[DATA FOR THE TASK]

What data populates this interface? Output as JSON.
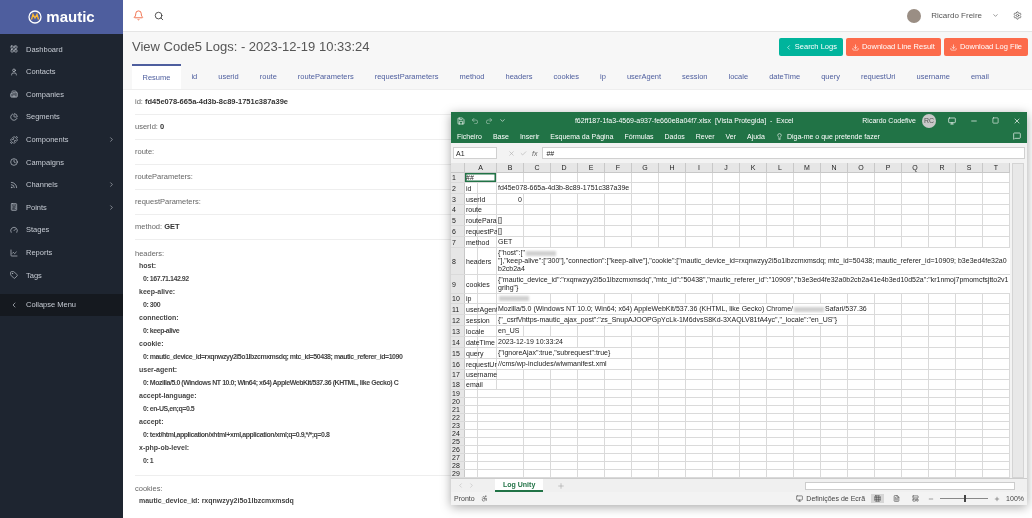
{
  "brand": {
    "name": "mautic"
  },
  "sidebar": {
    "items": [
      {
        "label": "Dashboard",
        "has_submenu": false
      },
      {
        "label": "Contacts",
        "has_submenu": false
      },
      {
        "label": "Companies",
        "has_submenu": false
      },
      {
        "label": "Segments",
        "has_submenu": false
      },
      {
        "label": "Components",
        "has_submenu": true
      },
      {
        "label": "Campaigns",
        "has_submenu": false
      },
      {
        "label": "Channels",
        "has_submenu": true
      },
      {
        "label": "Points",
        "has_submenu": true
      },
      {
        "label": "Stages",
        "has_submenu": false
      },
      {
        "label": "Reports",
        "has_submenu": false
      },
      {
        "label": "Tags",
        "has_submenu": false
      }
    ],
    "collapse": {
      "label": "Collapse Menu"
    }
  },
  "topbar": {
    "user": "Ricardo Freire"
  },
  "page": {
    "title": "View Code5 Logs: - 2023-12-19 10:33:24",
    "buttons": [
      {
        "label": "Search Logs",
        "kind": "back"
      },
      {
        "label": "Download Line Result",
        "kind": "download"
      },
      {
        "label": "Download Log File",
        "kind": "download"
      }
    ],
    "tabs": [
      {
        "label": "Resume",
        "selected": true
      },
      {
        "label": "id",
        "selected": false
      },
      {
        "label": "userid",
        "selected": false
      },
      {
        "label": "route",
        "selected": false
      },
      {
        "label": "routeParameters",
        "selected": false
      },
      {
        "label": "requestParameters",
        "selected": false
      },
      {
        "label": "method",
        "selected": false
      },
      {
        "label": "headers",
        "selected": false
      },
      {
        "label": "cookies",
        "selected": false
      },
      {
        "label": "ip",
        "selected": false
      },
      {
        "label": "userAgent",
        "selected": false
      },
      {
        "label": "session",
        "selected": false
      },
      {
        "label": "locale",
        "selected": false
      },
      {
        "label": "dateTime",
        "selected": false
      },
      {
        "label": "query",
        "selected": false
      },
      {
        "label": "requestUri",
        "selected": false
      },
      {
        "label": "username",
        "selected": false
      },
      {
        "label": "email",
        "selected": false
      }
    ],
    "fields": [
      {
        "label": "id:",
        "value": "fd45e078-665a-4d3b-8c89-1751c387a39e"
      },
      {
        "label": "userId:",
        "value": "0"
      },
      {
        "label": "route:"
      },
      {
        "label": "routeParameters:"
      },
      {
        "label": "requestParameters:"
      },
      {
        "label": "method:",
        "value": "GET"
      }
    ],
    "headers": {
      "label": "headers:",
      "entries": [
        {
          "name": "host:",
          "values": [
            "0: 167.71.142.92"
          ]
        },
        {
          "name": "keep-alive:",
          "values": [
            "0: 300"
          ]
        },
        {
          "name": "connection:",
          "values": [
            "0: keep-alive"
          ]
        },
        {
          "name": "cookie:",
          "values": [
            "0: mautic_device_id=rxqnwzyy2i5o1lbzcmxmsdq; mtc_id=50438; mautic_referer_id=1090"
          ]
        },
        {
          "name": "user-agent:",
          "values": [
            "0: Mozilla/5.0 (Windows NT 10.0; Win64; x64) AppleWebKit/537.36 (KHTML, like Gecko) C"
          ]
        },
        {
          "name": "accept-language:",
          "values": [
            "0: en-US,en;q=0.5"
          ]
        },
        {
          "name": "accept:",
          "values": [
            "0: text/html,application/xhtml+xml,application/xml;q=0.9,*/*;q=0.8"
          ]
        },
        {
          "name": "x-php-ob-level:",
          "values": [
            "0: 1"
          ]
        }
      ]
    },
    "cookies": {
      "label": "cookies:",
      "entries": [
        "mautic_device_id: rxqnwzyy2i5o1lbzcmxmsdq"
      ]
    }
  },
  "excel": {
    "title": "f62ff187-1fa3-4569-a937-fe660e8a04f7.xlsx  [Vista Protegida]  -  Excel",
    "account": "Ricardo Codefive",
    "account_initials": "RC",
    "ribbon_tabs": [
      "Ficheiro",
      "Base",
      "Inserir",
      "Esquema da Página",
      "Fórmulas",
      "Dados",
      "Rever",
      "Ver",
      "Ajuda"
    ],
    "tell_me": "Diga-me o que pretende fazer",
    "name_box": "A1",
    "formula_label": "fx",
    "formula": "##",
    "columns": [
      "A",
      "B",
      "C",
      "D",
      "E",
      "F",
      "G",
      "H",
      "I",
      "J",
      "K",
      "L",
      "M",
      "N",
      "O",
      "P",
      "Q",
      "R",
      "S",
      "T"
    ],
    "rows": [
      {
        "num": "1",
        "col_a": "##",
        "selected": true
      },
      {
        "num": "2",
        "col_a": "id",
        "col_b": [
          {
            "kind": "text",
            "text": "fd45e078-665a-4d3b-8c89-1751c387a39e"
          }
        ],
        "selected": false
      },
      {
        "num": "3",
        "col_a": "userId",
        "col_b": [
          {
            "kind": "number",
            "text": "0"
          }
        ],
        "selected": false
      },
      {
        "num": "4",
        "col_a": "route",
        "selected": false
      },
      {
        "num": "5",
        "col_a": "routePara",
        "col_b": [
          {
            "kind": "text",
            "text": "[]"
          }
        ],
        "selected": false
      },
      {
        "num": "6",
        "col_a": "requestPa",
        "col_b": [
          {
            "kind": "text",
            "text": "[]"
          }
        ],
        "selected": false
      },
      {
        "num": "7",
        "col_a": "method",
        "col_b": [
          {
            "kind": "text",
            "text": "GET"
          }
        ],
        "selected": false
      },
      {
        "num": "8",
        "col_a": "headers",
        "col_b": [
          {
            "kind": "text",
            "text": "{\"host\":[\""
          },
          {
            "kind": "redacted"
          },
          {
            "kind": "text",
            "text": "\"],\"keep-alive\":[\"300\"],\"connection\":[\"keep-alive\"],\"cookie\":[\"mautic_device_id=rxqnwzyy2i5o1lbzcmxmsdq; mtc_id=50438; mautic_referer_id=10909; b3e3ed4fe32a0b2cb2a4"
          }
        ],
        "selected": false
      },
      {
        "num": "9",
        "col_a": "cookies",
        "col_b": [
          {
            "kind": "text",
            "text": "{\"mautic_device_id\":\"rxqnwzyy2i5o1lbzcmxmsdq\",\"mtc_id\":\"50438\",\"mautic_referer_id\":\"10909\",\"b3e3ed4fe32a0b2cb2a41e4b3ed10d52a\":\"kr1nmoj7pmomcfsjtto2v1grihg\"}"
          }
        ],
        "selected": false
      },
      {
        "num": "10",
        "col_a": "ip",
        "col_b": [
          {
            "kind": "redacted"
          }
        ],
        "selected": false
      },
      {
        "num": "11",
        "col_a": "userAgent",
        "col_b": [
          {
            "kind": "text",
            "text": "Mozilla/5.0 (Windows NT 10.0; Win64; x64) AppleWebKit/537.36 (KHTML, like Gecko) Chrome/"
          },
          {
            "kind": "redacted"
          },
          {
            "kind": "text",
            "text": "Safari/537.36"
          }
        ],
        "selected": false
      },
      {
        "num": "12",
        "col_a": "session",
        "col_b": [
          {
            "kind": "text",
            "text": "{\"_csrf\\/https-mautic_ajax_post\":\"zs_SnupAJOOPGpYcLk-1M6dvsS8Kd-3XAQLV81fA4yc\",\"_locale\":\"en_US\"}"
          }
        ],
        "selected": false
      },
      {
        "num": "13",
        "col_a": "locale",
        "col_b": [
          {
            "kind": "text",
            "text": "en_US"
          }
        ],
        "selected": false
      },
      {
        "num": "14",
        "col_a": "dateTime",
        "col_b": [
          {
            "kind": "text",
            "text": "2023-12-19 10:33:24"
          }
        ],
        "selected": false
      },
      {
        "num": "15",
        "col_a": "query",
        "col_b": [
          {
            "kind": "text",
            "text": "{\"ignoreAjax\":true,\"subrequest\":true}"
          }
        ],
        "selected": false
      },
      {
        "num": "16",
        "col_a": "requestUr",
        "col_b": [
          {
            "kind": "text",
            "text": "//cms/wp-includes/wlwmanifest.xml"
          }
        ],
        "selected": false
      },
      {
        "num": "17",
        "col_a": "username",
        "selected": false
      },
      {
        "num": "18",
        "col_a": "email",
        "selected": false
      },
      {
        "num": "19",
        "selected": false
      },
      {
        "num": "20",
        "selected": false
      },
      {
        "num": "21",
        "selected": false
      },
      {
        "num": "22",
        "selected": false
      },
      {
        "num": "23",
        "selected": false
      },
      {
        "num": "24",
        "selected": false
      },
      {
        "num": "25",
        "selected": false
      },
      {
        "num": "26",
        "selected": false
      },
      {
        "num": "27",
        "selected": false
      },
      {
        "num": "28",
        "selected": false
      },
      {
        "num": "29",
        "selected": false
      }
    ],
    "sheets": [
      {
        "label": "Log Unity",
        "selected": true
      }
    ],
    "status": "Pronto",
    "display_settings": "Definições de Ecrã",
    "views": [
      {
        "selected": true
      },
      {
        "selected": false
      },
      {
        "selected": false
      }
    ],
    "zoom": {
      "level": 0.5,
      "reading": "100%"
    }
  }
}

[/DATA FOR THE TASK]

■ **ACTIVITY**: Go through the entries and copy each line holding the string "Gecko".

■ **TASK OUTPUT**:
            "0: Mozilla/5.0 (Windows NT 10.0; Win64; x64) AppleWebKit/537.36 (KHTML, like Gecko) C"
            "text": "Mozilla/5.0 (Windows NT 10.0; Win64; x64) AppleWebKit/537.36 (KHTML, like Gecko) Chrome/"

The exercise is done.